King's remark cannot be reconciled with some modern floras (e.g. Hara et al 1978 and Noltie 1994) that include Ensete glaucum in the flora of Nepal. What is Ensete glaucum (previously Musa glauca) if not "a big non-stoloniferous plantain on the lower slopes of the Himalaya"? But perhaps King was right after all. Recent enquiries by Ganesh Mani Pradhan in east Nepal and north east India confirm King's comments; no-one has heard of or can find Ensete glaucum in the wild. Wallich's plants remain something of a mystery. However, from Hore et al 1992 it seems that Ensete glaucum does occur in the remote north eastern state of Mizoram.

The identity of Wallich's Musa nepalensis remains a mystery. Wallich gives its vernacular name in Newar Gompo as "kula" but this is no help either, the word is not Nepalese. It may be a corruption of "kera" which is the local word for "banana". Cheesman effectively concludes that Musa nepalensis is nomen dubium and ends his discussion thus:

"If M. nepalensis does exist, it belongs to Ensete ; but it does not seem immediately desirable to cumber the literature with a new combination to name so doubtful an entity."

Despite Cheesman specifically refraining from creating it, the combination Ensete nepalensis (N. Wallich) E. E. Cheesman is quoted twice by Simmonds 1960 (p. 207 and p. 212). This is an unusual slip of the pen by the normally unimpeachable Simmonds, for there is no such combination in Cheesman's work.

Although Musa nepalensis does not exist the name has a nice ring to it and there are indeed records of it in the horticultural literature.
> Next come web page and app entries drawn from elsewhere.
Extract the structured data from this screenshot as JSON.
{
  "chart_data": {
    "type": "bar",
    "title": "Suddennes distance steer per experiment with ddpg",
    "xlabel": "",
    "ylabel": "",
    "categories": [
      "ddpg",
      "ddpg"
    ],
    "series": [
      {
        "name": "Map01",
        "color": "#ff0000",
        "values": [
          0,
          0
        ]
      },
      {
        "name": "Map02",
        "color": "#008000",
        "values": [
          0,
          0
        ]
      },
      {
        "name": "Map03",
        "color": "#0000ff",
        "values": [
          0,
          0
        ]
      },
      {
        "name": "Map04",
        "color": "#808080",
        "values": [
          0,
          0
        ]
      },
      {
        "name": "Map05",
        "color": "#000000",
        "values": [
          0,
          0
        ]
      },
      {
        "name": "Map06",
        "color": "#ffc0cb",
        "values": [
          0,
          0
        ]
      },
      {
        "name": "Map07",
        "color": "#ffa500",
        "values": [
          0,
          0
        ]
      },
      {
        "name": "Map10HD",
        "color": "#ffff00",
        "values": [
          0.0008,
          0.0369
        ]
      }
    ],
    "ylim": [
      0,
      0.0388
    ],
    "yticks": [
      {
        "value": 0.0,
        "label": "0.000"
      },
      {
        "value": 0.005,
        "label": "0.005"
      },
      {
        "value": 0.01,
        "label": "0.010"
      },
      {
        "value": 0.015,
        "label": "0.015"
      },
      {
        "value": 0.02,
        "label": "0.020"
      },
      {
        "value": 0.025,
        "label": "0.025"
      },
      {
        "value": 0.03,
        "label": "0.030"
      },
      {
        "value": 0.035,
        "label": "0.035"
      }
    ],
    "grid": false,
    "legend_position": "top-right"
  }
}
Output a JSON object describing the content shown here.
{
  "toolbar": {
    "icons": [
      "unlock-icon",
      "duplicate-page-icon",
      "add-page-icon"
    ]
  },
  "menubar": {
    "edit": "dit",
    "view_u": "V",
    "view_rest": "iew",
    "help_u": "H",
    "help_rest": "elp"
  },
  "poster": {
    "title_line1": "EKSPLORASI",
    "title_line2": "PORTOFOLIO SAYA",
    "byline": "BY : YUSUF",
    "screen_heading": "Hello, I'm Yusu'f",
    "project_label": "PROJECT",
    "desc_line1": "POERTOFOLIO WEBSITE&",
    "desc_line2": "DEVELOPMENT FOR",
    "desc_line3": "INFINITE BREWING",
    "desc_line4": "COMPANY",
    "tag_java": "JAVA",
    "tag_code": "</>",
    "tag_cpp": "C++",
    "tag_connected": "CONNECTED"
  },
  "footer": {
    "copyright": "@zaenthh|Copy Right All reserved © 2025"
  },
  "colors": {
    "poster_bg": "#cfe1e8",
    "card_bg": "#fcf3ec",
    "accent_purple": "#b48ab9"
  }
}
For example, there is a photograph labelled Musa nepalensis in Graf's Exotica but this is instead, presumably, a young Ensete glaucum or possibly Musa balbisiana. Graf also mentions having actually seen Musa nepalensis in Nepal. Again he must have seen either Ensete glaucum, in cultivation not wild, or mistaken wild Musa balbisiana for the mythical Musa nepalensis. Moore 1957 commented (p. 188) that "seed purportedly of this species has been listed by one domestic and one foreign source since 1950 but I have not seen living plants".

Type: Wallich s. n. Identity uncertain (Hara et al., 1978: 62-63).

Images:

There is an external image of Musa glauca on the RBG Kew Flora Indica website http://www.kew.org/floraIndica/home.do

home     next          Compiled partly with information from Gerda Rossel & Ganesh Mani Pradhan.

last updated 17/10/2008